Fables exist in many versions; here is one version in English:


When there is a change in government, nothing changes for the poor folk except their master's name.
A cowardly old man had led his donkey out to pasture. At the unexpected sound of the enemy approaching, the old man was stricken with terror and tried to persuade the donkey to run away so that he wouldn't be captured. The donkey obstinately asked the old man, 'Tell me, do you suppose the victor will make me carry two pack saddles instead of one?' The old man said he did not think so. 'I rest my case,' concluded the donkey. 'What difference does it make who my master is, if I always carry one saddle at a time?'

Source: Aesop's Fables. A new translation by Laura Gibbs. Oxford University Press (World's Classics): Oxford, 2002.
NOTE: New cover, with new ISBN, published in 2008; contents of book unchanged.

Perry 476: Gibbs (Oxford) 11 [English]
Perry 476: Townsend 169 [English]
Perry 476: Phaedrus 1.15 [Latin]

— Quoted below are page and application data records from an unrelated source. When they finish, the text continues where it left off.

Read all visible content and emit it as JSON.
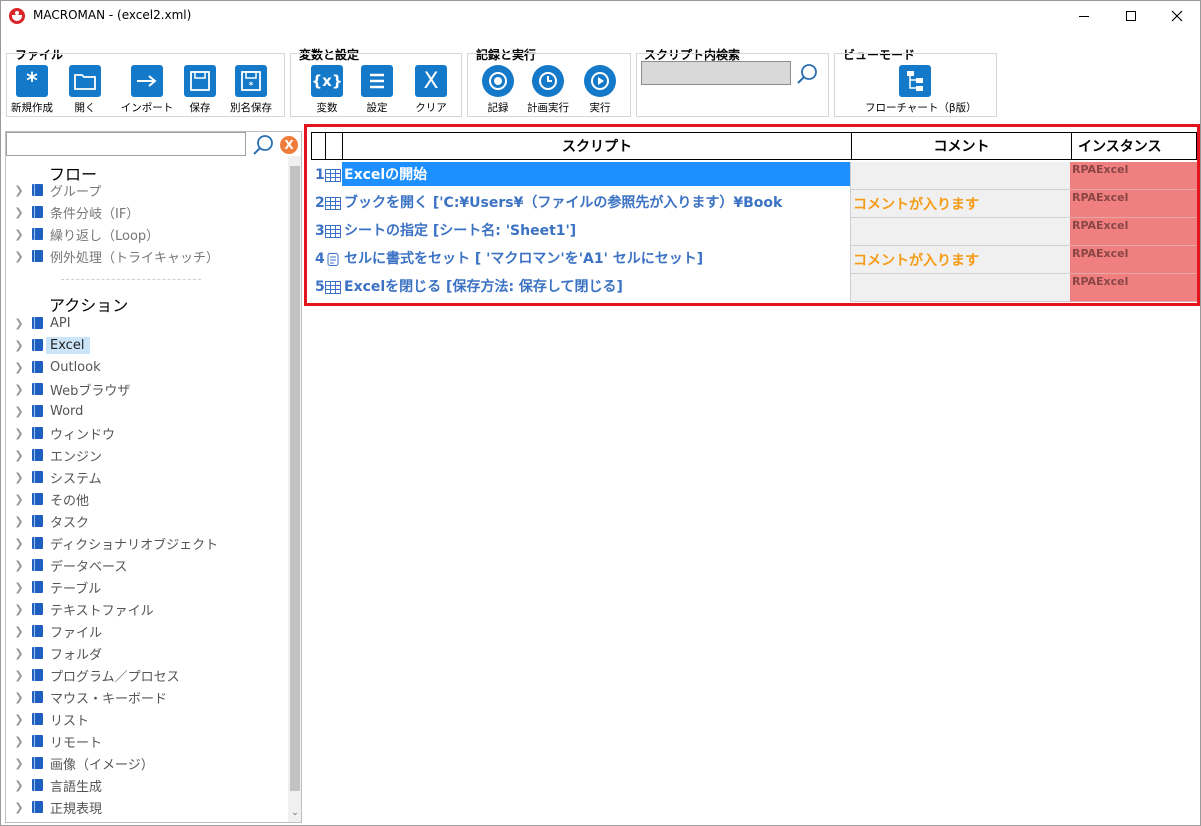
{
  "window": {
    "title": "MACROMAN - (excel2.xml)"
  },
  "ribbon": {
    "groups": [
      {
        "label": "ファイル",
        "buttons": [
          "新規作成",
          "開く",
          "インポート",
          "保存",
          "別名保存"
        ]
      },
      {
        "label": "変数と設定",
        "buttons": [
          "変数",
          "設定",
          "クリア"
        ]
      },
      {
        "label": "記録と実行",
        "buttons": [
          "記録",
          "計画実行",
          "実行"
        ]
      },
      {
        "label": "スクリプト内検索"
      },
      {
        "label": "ビューモード",
        "buttons": [
          "フローチャート（β版）"
        ]
      }
    ],
    "search_value": ""
  },
  "sidebar": {
    "search_value": "",
    "clear_label": "X",
    "flow_title": "フロー",
    "flow_items": [
      "グループ",
      "条件分岐（IF）",
      "繰り返し（Loop）",
      "例外処理（トライキャッチ）"
    ],
    "action_title": "アクション",
    "action_items": [
      "API",
      "Excel",
      "Outlook",
      "Webブラウザ",
      "Word",
      "ウィンドウ",
      "エンジン",
      "システム",
      "その他",
      "タスク",
      "ディクショナリオブジェクト",
      "データベース",
      "テーブル",
      "テキストファイル",
      "ファイル",
      "フォルダ",
      "プログラム／プロセス",
      "マウス・キーボード",
      "リスト",
      "リモート",
      "画像（イメージ）",
      "言語生成",
      "正規表現"
    ],
    "selected_action": "Excel"
  },
  "grid": {
    "headers": {
      "script": "スクリプト",
      "comment": "コメント",
      "instance": "インスタンス"
    },
    "rows": [
      {
        "num": "1",
        "script": "Excelの開始",
        "comment": "",
        "instance": "RPAExcel"
      },
      {
        "num": "2",
        "script": "ブックを開く ['C:¥Users¥（ファイルの参照先が入ります）¥Book",
        "comment": "コメントが入ります",
        "instance": "RPAExcel"
      },
      {
        "num": "3",
        "script": "シートの指定 [シート名: 'Sheet1']",
        "comment": "",
        "instance": "RPAExcel"
      },
      {
        "num": "4",
        "script": "セルに書式をセット [ 'マクロマン'を'A1' セルにセット]",
        "comment": "コメントが入ります",
        "instance": "RPAExcel"
      },
      {
        "num": "5",
        "script": "Excelを閉じる [保存方法: 保存して閉じる]",
        "comment": "",
        "instance": "RPAExcel"
      }
    ]
  },
  "colors": {
    "accent": "#1479c8",
    "selection": "#1e8fff",
    "comment_text": "#f59b14",
    "instance_bg": "#f08080",
    "highlight_frame": "#e3141c"
  }
}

You can find a compilation of Perry's index to the Aesopica in the gigantic appendix to his edition of Babrius and Phaedrus for the Loeb Classical Library (Harvard University Press: Cambridge, 1965). This book is an absolute must for anyone interested in the Aesopic fable tradition. Invaluable.